We can also, perhaps more simply, consider that the depth of the cross symbolises the very heart and foundation of our being, with all its composite parts, that have been made with such great care by the Creator, knitted together by the Divine Hand in His eternal wisdom. This refers to who we are as creatures, as persons grounded in a reality which is at one and the same time concrete, real, immovable, but also fragile and lowly, as the lower part of the cross in the ground. The height of the cross refers to the goal. Even though we are made of clay and existentially so feeble, we were made for God; our destiny is to climb to the heights of Heaven, as the upper portion of the cross reaches up to the infinite expanse of Heaven where God dwells and where He wants us to be with Him. This lofty destiny should give us great hope and incentive, especially when the lower part of our nature seems to draw us down into the depths – even there, God is present, always pulling us upward with His grace.

But to go from the lower part to the higher part of the cross, one must pass through the crossbeam, which extends right and left and gives us the length and the breadth. What is this horizontal part if it be not the care we have for others, for our fellow human beings, for those we live with, for those we meet along the way? If this be true, then we can also say that just as the lower and the higher are joined only by the crossbeam, so there can be no union of our lowly nature with the divinity but through our attentiveness to the needs of others, our readiness to reach out and help. This of course can be done in a number of ways. The traditional form of helping our fellow man is called almsgiving, but this expression includes much more than just giving money to someone who needs it. It englobes anything that we do to help others, be it by teaching them, advising them, feeding them, speaking well of them, helping them to get a job, doing their shopping or their cooking, servicing their house, etc.

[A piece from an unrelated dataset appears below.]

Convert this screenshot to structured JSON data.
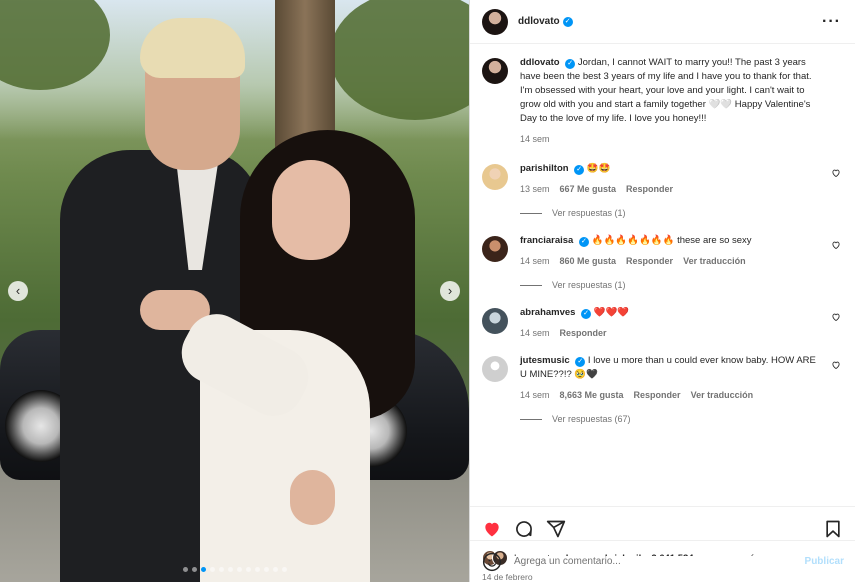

Perhaps the greatest lesson we can learn from the four directions of the cross is that it is Our Saviour, the Lord Jesus, who is their centre, their point of attraction, the divine element that unites all the other parts of the cross. It is only by contemplating and imitating Him that our lives are unified and pacified, as St Paul said in the preceding chapter of Ephesians: Now in Christ Jesus, you, who some time were afar off, are made nigh by the blood of Christ. For he is our peace, who hath made both one, and breaking down the middle wall of partition, the enmities in his flesh (Eph 2:13-14). Yes, it is the Person of Christ who unites all those whose lives are dispersed by sin. It is Christ alone who unites each person with himself, allowing him to find that inner unity of communion with God. It is Christ alone who then brings each of those souls who have found inner purpose in Him, to find oneness with others within the bosom of the Holy Catholic Church and its saving sacraments.

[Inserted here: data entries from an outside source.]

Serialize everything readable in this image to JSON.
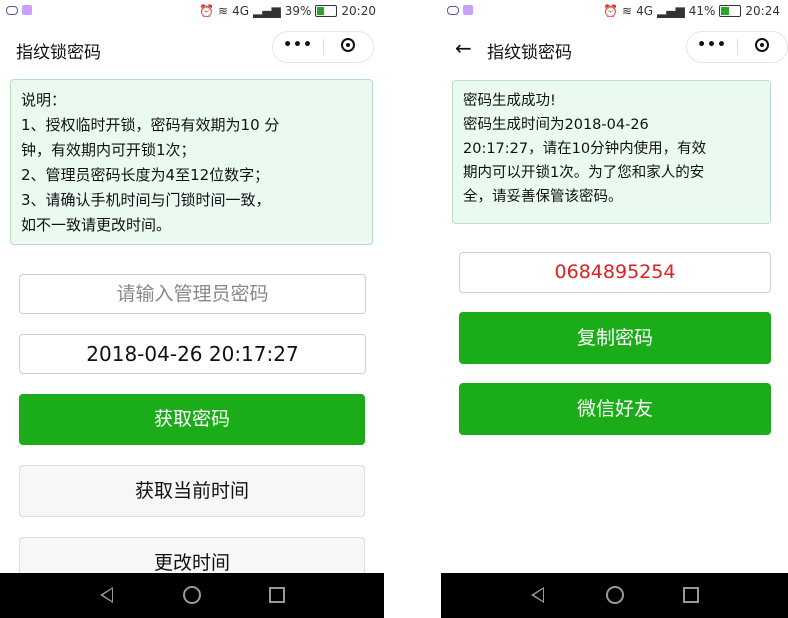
{
  "left_screen": {
    "status_bar": {
      "signal": "4G",
      "battery": "39%",
      "battery_level": 0.39,
      "time": "20:20"
    },
    "title": "指纹锁密码",
    "menu_dots": "•••",
    "note_lines": [
      "说明：",
      "1、授权临时开锁，密码有效期为10 分",
      "钟，有效期内可开锁1次；",
      "2、管理员密码长度为4至12位数字；",
      "3、请确认手机时间与门锁时间一致，",
      "如不一致请更改时间。"
    ],
    "admin_password_placeholder": "请输入管理员密码",
    "datetime_value": "2018-04-26 20:17:27",
    "get_password_button": "获取密码",
    "get_current_time_button": "获取当前时间",
    "change_time_button": "更改时间"
  },
  "right_screen": {
    "status_bar": {
      "signal": "4G",
      "battery": "41%",
      "battery_level": 0.41,
      "time": "20:24"
    },
    "title": "指纹锁密码",
    "menu_dots": "•••",
    "note_lines": [
      "密码生成成功!",
      "密码生成时间为2018-04-26",
      "20:17:27，请在10分钟内使用，有效",
      "期内可以开锁1次。为了您和家人的安",
      "全，请妥善保管该密码。"
    ],
    "generated_password": "0684895254",
    "copy_password_button": "复制密码",
    "wechat_friend_button": "微信好友"
  },
  "colors": {
    "accent_green": "#1aad19",
    "note_background": "#eafaf1",
    "password_red": "#e02020"
  },
  "icons": {
    "status_left": [
      "cloud-icon",
      "app-icon"
    ],
    "status_right": [
      "alarm-icon",
      "wifi-icon",
      "signal-icon",
      "battery-icon"
    ],
    "title_bar": [
      "back-arrow-icon",
      "more-dots-icon",
      "target-circle-icon"
    ],
    "nav_bar": [
      "back-triangle-icon",
      "home-circle-icon",
      "recent-square-icon"
    ]
  }
}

The contemplation of Jesus on the Cross brings us to today’s Gospel where we see another kind of contemplation of Christ. The Pharisees, St Luke tells us, were watching Our Lord. They had their eyes fixed on his every deed and their ears open to his every word. Their watching, unfortunately, was not that of humble admiration but that of proud self-sufficiency and harsh rash judgment. They watch Him in order to catch Him, for they want to destroy Him. In other words, they spy on His every word and gesture in order to find some way of accusing and being rid of Him. Their malevolence is shocking, but unfortunately we know such people, who are always on the lookout for ways to put others down in order to flatter their own ego, falsely imagining that if they put others down, they will somehow be better.

This is why today’s Gospel concludes with the well-known verse: Everyone who exalteth himself shall be humbled and he that humbleth himself shall be exalted. Let us seek to put others first, to put ourselves last. Let us seek to be the lower part of the cross, in the ground, hidden from the vain attention that worldlings give to each other, but supporting in that way a world gone astray, and by the very fact making it possible for ourselves and others to aim at the heights of eternity.

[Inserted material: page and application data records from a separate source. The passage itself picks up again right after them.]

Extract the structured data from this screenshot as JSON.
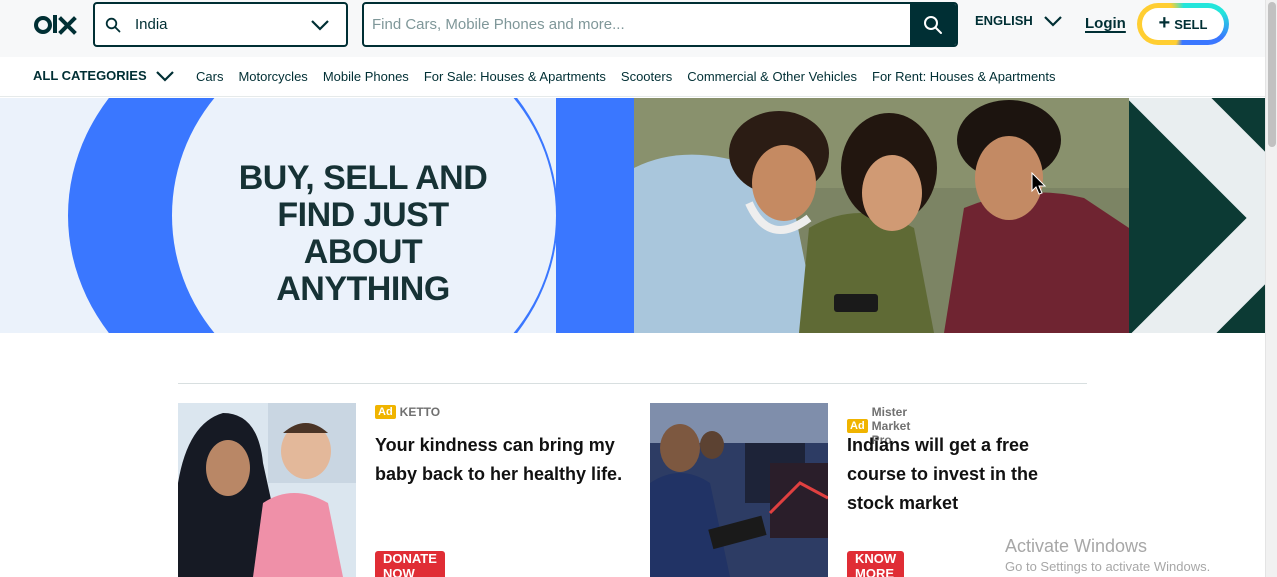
{
  "header": {
    "location": {
      "value": "India"
    },
    "search": {
      "placeholder": "Find Cars, Mobile Phones and more..."
    },
    "language": "ENGLISH",
    "login": "Login",
    "sell": "SELL"
  },
  "categories": {
    "all_label": "ALL CATEGORIES",
    "items": [
      "Cars",
      "Motorcycles",
      "Mobile Phones",
      "For Sale: Houses & Apartments",
      "Scooters",
      "Commercial & Other Vehicles",
      "For Rent: Houses & Apartments"
    ]
  },
  "banner": {
    "line1": "BUY, SELL AND",
    "line2": "FIND JUST ABOUT",
    "line3": "ANYTHING"
  },
  "ads": [
    {
      "badge": "Ad",
      "advertiser": "KETTO",
      "title": "Your kindness can bring my baby back to her healthy life.",
      "button": "DONATE NOW"
    },
    {
      "badge": "Ad",
      "advertiser": "Mister Market Pro",
      "title": "Indians will get a free course to invest in the stock market",
      "button": "KNOW MORE"
    }
  ],
  "watermark": {
    "title": "Activate Windows",
    "subtitle": "Go to Settings to activate Windows."
  },
  "colors": {
    "brand_dark": "#002f34",
    "accent_blue": "#3a77ff",
    "ad_button": "#e02d35",
    "ad_badge": "#f0b400"
  }
}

Let us contemplate Our Blessed Lord. Let the eyes of our hearts be lifted frequently towards Him. Like the psalmist, let our eyes be always in His Hands, that is to say, always keeping watch to learn how He lives, how He speaks, how He goes about doing good, how He prays, how he preaches, how He works and walks and eats. Every single aspect of the life of Our Saviour is an open book in which we can read God’s love for us, His plan over us. But most of all, it is in His passion, on the Cross, that we discover the ways of life. St Edith Stein, who was a highly gifted woman who had read extensively both before and after her conversion, confessed that she had learned more by contemplating the crucifix than by all the books she had read.

This week, Holy Mother Church commemorates the Ember Days of September. This Wednesday, Friday and Saturday are traditionally days of fasting on which we should devote more time to prayer and to works of charity. The great message of the cross – the “word of the cross” as St Paul calls it in the first epistle to the Corinthians, is there to encourage us to be generous, to be like Christ and embrace all in the love He Himself has poured into our hearts through the Holy Spirit.

In these humble efforts, divine grace sustains us. With today’s oration we ask that His grace may always go before us and follow us and give us to be intent on doing good to all. If we do so, then even into old age and grey hairs He will not abandon us, but will lead us from victory to victory, through the Cross to eternal light. In this effort, we are not alone, for wherever the Cross is, there is Mary standing, weeping, interceding, opening to us the mystery and teaching us to bear about in our bodies the Death which leads to Life. Amen.